The following chart provides key information about Medicaid and SSI:
Clients may receive SSI, Medicaid, Medicare, Social Security Disability Insurance or a combination of benefits. The important consideration is that the individual has a disability. The following chart describing SSA’s definition of disability can be used as a guide:
There are two types of PSNTs:
To determine if a third-party PSNT is the right option for a client, ask these questions. If the answers are yes, then it’s the right option:
- Does the beneficiary receive means-tested benefits such as SSI and/or Medicaid?
- Will an inheritance left directly to the beneficiary jeopordize their benefit eligibility?
- Does your client wish to ensure financial support for the beneficiary when the client is no longer able to provide for the beneficiary?

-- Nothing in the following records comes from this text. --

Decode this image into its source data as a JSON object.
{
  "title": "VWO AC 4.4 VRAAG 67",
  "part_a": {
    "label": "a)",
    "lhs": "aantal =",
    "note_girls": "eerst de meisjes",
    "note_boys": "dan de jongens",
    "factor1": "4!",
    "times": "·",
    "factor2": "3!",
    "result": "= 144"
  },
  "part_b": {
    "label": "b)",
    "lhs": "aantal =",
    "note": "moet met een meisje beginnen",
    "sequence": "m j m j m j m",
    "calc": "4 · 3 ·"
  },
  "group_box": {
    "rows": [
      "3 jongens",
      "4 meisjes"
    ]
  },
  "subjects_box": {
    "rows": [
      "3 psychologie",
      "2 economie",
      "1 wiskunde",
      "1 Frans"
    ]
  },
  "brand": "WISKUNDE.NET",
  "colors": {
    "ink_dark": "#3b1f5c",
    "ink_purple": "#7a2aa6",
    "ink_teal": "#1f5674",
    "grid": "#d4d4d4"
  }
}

- Is the beneficiary easily taken advantage of or not able to manage their own finances?
How Pooled Funds are Managed and Invested
Trust funds are pooled together for investment purposes, offering lower administrative fees and the potential for greater growth opportunity. Individual sub-accounts are maintained for each beneficiary, and all earnings based on a beneficiary’s share of the principal are reinvested into each sub-account. The beneficiary, or the beneficiary’s advocate, should have access to account information online or via financial statements sent on a regular schedule.
PSNTs serve beneficiaries of varying account sizes from modest settlements to those of more substantial amounts. Funding can be a lump-sum or part of a structured settlement. It isn’t unusual for a bank or other financial institution to require a minimum of $350,000 to $500,000 to fund a trust. A non-profit organization, on the other hand, may only require a minimum of $5,000 to fund a PSNT.
Setting Up a PSNT
Each grantor joins the pooled trust and agrees to the terms of the Master Trust Agreement by completing a Joinder Agreement, the legal document to join the PSNT. The Master Trust Agreement allows the non-profit organization to administer the pooled trust and sets out the terms of that administration.
How the Trust Can Be Used
To serve clients properly, trust administrators have the expertise to make disbursement decisions and understand the rules set forth by the Social Security Administration and Medicaid offices in each state. Disbursements from the trust are for the sole benefit of the beneficiary and have to be carefully reviewed to ensure protection of these benefits.
The allowable uses for PSNT include:
- Medication and devices
- Medical services
- Assistive technology
- Home modifications
- Home repairs and upkeep
- Case manager
- Caregiver services
- Household bills
- Vacations and travel
- Pre-need burial and funeral expenses
Funds remaining in the account, on the death of a beneficiary who received Medicaid, are subject to repayment to the state(s) for medical bills paid during the beneficiary’s lifetime. Federal law allows the non-profit organization to retain the remainder for its charitable purposes in lieu of this repayment, but not all do. Some only retain in the instance that successor beneficiaries wouldn’t receive any of the remainder, and some retain all. Because the policies of individual PSNTs differ, it’s helpful to check with each one to understand its remainder policy completely.
Setting up a PSNT can alleviate stress by providing individuals with a cost-effective framework for money management. Decisions should reflect concerns and hopes for the future as well as thoughtful planning for the resources that will be available to address a client’s needs. With its many benefits, clients will appreciate learning about the option to set up a PSNT.
Joanne Marcus, MSW, is Executive Director of Commonwealth Community Trust